## STORED DATA
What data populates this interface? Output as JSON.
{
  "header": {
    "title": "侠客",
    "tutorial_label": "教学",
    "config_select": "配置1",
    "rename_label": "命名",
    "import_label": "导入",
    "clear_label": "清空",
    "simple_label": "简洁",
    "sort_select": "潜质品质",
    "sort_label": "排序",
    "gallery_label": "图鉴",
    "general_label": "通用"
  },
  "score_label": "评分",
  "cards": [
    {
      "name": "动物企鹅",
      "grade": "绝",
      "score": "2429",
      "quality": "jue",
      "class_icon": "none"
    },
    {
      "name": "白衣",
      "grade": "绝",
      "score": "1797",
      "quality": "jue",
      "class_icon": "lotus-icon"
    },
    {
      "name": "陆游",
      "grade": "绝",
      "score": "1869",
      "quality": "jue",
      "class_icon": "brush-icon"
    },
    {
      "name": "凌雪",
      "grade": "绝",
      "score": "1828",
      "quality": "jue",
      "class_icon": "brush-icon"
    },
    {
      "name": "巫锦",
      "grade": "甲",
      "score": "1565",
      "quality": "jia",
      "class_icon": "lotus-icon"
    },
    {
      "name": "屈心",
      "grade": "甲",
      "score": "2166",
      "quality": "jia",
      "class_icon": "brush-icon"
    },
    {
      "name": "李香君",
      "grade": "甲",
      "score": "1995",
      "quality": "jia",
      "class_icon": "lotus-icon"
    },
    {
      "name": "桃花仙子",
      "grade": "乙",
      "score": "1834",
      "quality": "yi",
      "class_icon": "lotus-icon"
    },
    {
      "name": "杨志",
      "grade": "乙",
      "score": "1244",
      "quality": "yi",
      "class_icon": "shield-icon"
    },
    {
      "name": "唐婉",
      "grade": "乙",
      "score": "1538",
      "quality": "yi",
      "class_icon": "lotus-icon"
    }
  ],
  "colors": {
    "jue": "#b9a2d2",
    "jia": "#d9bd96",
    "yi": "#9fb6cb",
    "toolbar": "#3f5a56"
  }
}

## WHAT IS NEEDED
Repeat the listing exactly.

## RESPONSE BOX
What data populates this interface? Output as JSON.
{
  "header": {
    "title": "侠客",
    "tutorial_label": "教学",
    "config_select": "配置1",
    "rename_label": "命名",
    "import_label": "导入",
    "clear_label": "清空",
    "simple_label": "简洁",
    "sort_select": "潜质品质",
    "sort_label": "排序",
    "gallery_label": "图鉴",
    "general_label": "通用"
  },
  "score_label": "评分",
  "cards": [
    {
      "name": "动物企鹅",
      "grade": "绝",
      "score": "2429",
      "quality": "jue",
      "class_icon": "none"
    },
    {
      "name": "白衣",
      "grade": "绝",
      "score": "1797",
      "quality": "jue",
      "class_icon": "lotus-icon"
    },
    {
      "name": "陆游",
      "grade": "绝",
      "score": "1869",
      "quality": "jue",
      "class_icon": "brush-icon"
    },
    {
      "name": "凌雪",
      "grade": "绝",
      "score": "1828",
      "quality": "jue",
      "class_icon": "brush-icon"
    },
    {
      "name": "巫锦",
      "grade": "甲",
      "score": "1565",
      "quality": "jia",
      "class_icon": "lotus-icon"
    },
    {
      "name": "屈心",
      "grade": "甲",
      "score": "2166",
      "quality": "jia",
      "class_icon": "brush-icon"
    },
    {
      "name": "李香君",
      "grade": "甲",
      "score": "1995",
      "quality": "jia",
      "class_icon": "lotus-icon"
    },
    {
      "name": "桃花仙子",
      "grade": "乙",
      "score": "1834",
      "quality": "yi",
      "class_icon": "lotus-icon"
    },
    {
      "name": "杨志",
      "grade": "乙",
      "score": "1244",
      "quality": "yi",
      "class_icon": "shield-icon"
    },
    {
      "name": "唐婉",
      "grade": "乙",
      "score": "1538",
      "quality": "yi",
      "class_icon": "lotus-icon"
    }
  ],
  "colors": {
    "jue": "#b9a2d2",
    "jia": "#d9bd96",
    "yi": "#9fb6cb",
    "toolbar": "#3f5a56"
  }
}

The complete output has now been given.